“The 425th anniversary of the beginning settlements by Europeans … renamed from Fort Caroline to San Mateo, to San Nicolas, to Cowford and finally to Jacksonville in 1822 …

Three small ships carrying 300 Frenchmen led by Rene de Laudonniere anchored in the river known today as the St. Johns.”

Rep. Bennett continued:

“On June 30, 1564, construction of a triangular-shaped fort … was begun with the help of a local tribe of Timucuan Indians …

Home for this hardy group of Huguenots … their strong religious … motivations inspired them.”

The French Christian Huguenots in Florida set a day of Thanksgiving and offered the first Protestant prayer in North America on JUNE 30, 1564:

“We sang a psalm of Thanksgiving unto God, beseeching Him that it would please Him to continue His accustomed goodness towards us.”

Rep. Bennett related the colony’s unfortunate end:

“Fort Caroline existed but for a short time …

Spain … captured … the fort and … slaughtered most of its inhabitants in September of 1565.”

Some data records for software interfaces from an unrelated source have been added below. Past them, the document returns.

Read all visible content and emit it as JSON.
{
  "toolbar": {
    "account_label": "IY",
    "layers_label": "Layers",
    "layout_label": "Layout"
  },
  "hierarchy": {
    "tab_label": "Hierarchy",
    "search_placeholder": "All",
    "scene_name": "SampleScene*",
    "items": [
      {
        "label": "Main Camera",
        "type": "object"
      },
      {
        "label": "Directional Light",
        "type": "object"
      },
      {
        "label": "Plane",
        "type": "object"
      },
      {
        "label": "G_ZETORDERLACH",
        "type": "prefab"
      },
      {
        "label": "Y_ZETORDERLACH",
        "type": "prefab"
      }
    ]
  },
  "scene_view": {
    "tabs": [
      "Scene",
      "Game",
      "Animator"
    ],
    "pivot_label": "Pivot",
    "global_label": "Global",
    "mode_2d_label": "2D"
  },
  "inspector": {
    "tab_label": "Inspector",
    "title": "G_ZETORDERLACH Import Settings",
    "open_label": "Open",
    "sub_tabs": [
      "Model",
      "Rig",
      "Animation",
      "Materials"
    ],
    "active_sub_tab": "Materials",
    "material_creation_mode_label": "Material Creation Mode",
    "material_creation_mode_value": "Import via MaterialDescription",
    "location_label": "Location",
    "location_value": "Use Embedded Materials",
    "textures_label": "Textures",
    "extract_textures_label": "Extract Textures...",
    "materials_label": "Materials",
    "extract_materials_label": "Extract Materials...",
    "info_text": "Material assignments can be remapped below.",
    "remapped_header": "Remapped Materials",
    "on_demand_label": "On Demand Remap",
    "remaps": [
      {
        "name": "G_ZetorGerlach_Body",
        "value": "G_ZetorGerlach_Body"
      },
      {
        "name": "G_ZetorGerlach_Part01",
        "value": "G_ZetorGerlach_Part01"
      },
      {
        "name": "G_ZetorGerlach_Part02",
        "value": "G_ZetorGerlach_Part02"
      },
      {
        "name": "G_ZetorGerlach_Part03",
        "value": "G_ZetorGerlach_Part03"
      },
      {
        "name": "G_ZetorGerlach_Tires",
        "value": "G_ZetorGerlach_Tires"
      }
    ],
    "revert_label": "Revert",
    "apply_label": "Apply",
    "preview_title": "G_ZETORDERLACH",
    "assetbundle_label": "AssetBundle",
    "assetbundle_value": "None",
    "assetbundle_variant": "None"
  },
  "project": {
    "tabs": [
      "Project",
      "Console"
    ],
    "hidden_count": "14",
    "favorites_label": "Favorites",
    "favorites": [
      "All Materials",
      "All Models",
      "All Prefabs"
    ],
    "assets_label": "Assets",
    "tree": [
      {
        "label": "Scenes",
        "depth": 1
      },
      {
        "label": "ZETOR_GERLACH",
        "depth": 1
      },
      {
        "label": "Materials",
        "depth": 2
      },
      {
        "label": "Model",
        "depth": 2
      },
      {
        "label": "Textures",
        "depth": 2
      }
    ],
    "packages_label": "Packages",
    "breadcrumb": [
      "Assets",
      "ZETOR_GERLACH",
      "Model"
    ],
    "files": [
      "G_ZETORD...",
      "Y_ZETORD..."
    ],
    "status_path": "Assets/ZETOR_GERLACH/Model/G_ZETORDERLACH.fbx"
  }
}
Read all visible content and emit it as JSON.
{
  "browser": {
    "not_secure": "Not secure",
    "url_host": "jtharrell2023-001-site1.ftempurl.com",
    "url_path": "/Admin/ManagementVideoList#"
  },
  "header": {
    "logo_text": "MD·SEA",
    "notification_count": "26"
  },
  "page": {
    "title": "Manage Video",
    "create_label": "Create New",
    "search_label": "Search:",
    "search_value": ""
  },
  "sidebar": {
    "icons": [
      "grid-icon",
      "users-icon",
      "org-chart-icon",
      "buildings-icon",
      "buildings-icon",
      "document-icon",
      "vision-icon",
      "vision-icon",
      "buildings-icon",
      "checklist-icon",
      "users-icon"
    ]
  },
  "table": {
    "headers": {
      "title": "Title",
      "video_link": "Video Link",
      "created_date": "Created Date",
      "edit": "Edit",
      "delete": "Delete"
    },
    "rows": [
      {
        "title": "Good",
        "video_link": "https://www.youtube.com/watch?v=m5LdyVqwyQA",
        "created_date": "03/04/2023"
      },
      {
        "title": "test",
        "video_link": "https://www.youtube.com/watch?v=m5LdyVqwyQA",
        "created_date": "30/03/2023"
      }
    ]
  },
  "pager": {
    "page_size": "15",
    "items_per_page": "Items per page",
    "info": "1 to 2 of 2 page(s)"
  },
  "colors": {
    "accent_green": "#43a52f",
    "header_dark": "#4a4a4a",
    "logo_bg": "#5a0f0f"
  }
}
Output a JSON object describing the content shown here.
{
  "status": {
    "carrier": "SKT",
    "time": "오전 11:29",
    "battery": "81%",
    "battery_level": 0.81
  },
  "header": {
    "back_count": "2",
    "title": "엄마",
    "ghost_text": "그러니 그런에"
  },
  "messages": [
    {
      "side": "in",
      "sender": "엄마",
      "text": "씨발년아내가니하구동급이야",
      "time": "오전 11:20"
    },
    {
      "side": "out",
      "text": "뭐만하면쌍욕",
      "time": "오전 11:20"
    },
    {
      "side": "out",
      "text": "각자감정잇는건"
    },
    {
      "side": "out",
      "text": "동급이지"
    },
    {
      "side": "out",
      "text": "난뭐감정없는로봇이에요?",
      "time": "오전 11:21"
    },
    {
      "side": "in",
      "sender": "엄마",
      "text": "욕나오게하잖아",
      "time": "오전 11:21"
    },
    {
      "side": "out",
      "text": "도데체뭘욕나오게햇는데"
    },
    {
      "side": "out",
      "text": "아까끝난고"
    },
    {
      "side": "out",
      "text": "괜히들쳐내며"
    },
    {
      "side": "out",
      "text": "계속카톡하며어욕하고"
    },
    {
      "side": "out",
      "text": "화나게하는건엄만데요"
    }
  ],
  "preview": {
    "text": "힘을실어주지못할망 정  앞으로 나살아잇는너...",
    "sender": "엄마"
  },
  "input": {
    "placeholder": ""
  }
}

The Spanish Governor of Florida, Don Pedro Menéndez de Avilés, then founded St. Augustine, Florida, in 1565 — the first permanent settlement in North America.

Other first settlements were:

1607-English Colony of Jamestown;
1608-French Colony of Quebec;
1624-Dutch Colony of New Amsterdam (New York); and
1638-Swedish Colony of New Sweden (Delaware & New Jersey)

Adam Smith wrote in The Wealth of Nations, 1776:

“The Spaniards, by virtue of the first discovery, claimed all America as their own, and … such was … the terror of their name, that the greater part of the other nations of Europe were afraid to establish themselves in any other part of that great continent …

But … the defeat … of their Invincible Armada … put it out of their power to obstruct any longer the settlements of the other European nations.

In the course of the 17th century … English, French, Dutch, Danes, and Swedes … attempted to make some settlements in the new world.”


bill-federer-2Self-Educated American Contributing Editor, William J. Federer, is the bestselling author of “Backfired: A Nation Born for Religious Tolerance no Longer Tolerates Religion,” and numerous other books. A frequent radio and television guest, his daily American Minute is broadcast nationally via radio, television, and Internet. Check out all of Bill’s books here.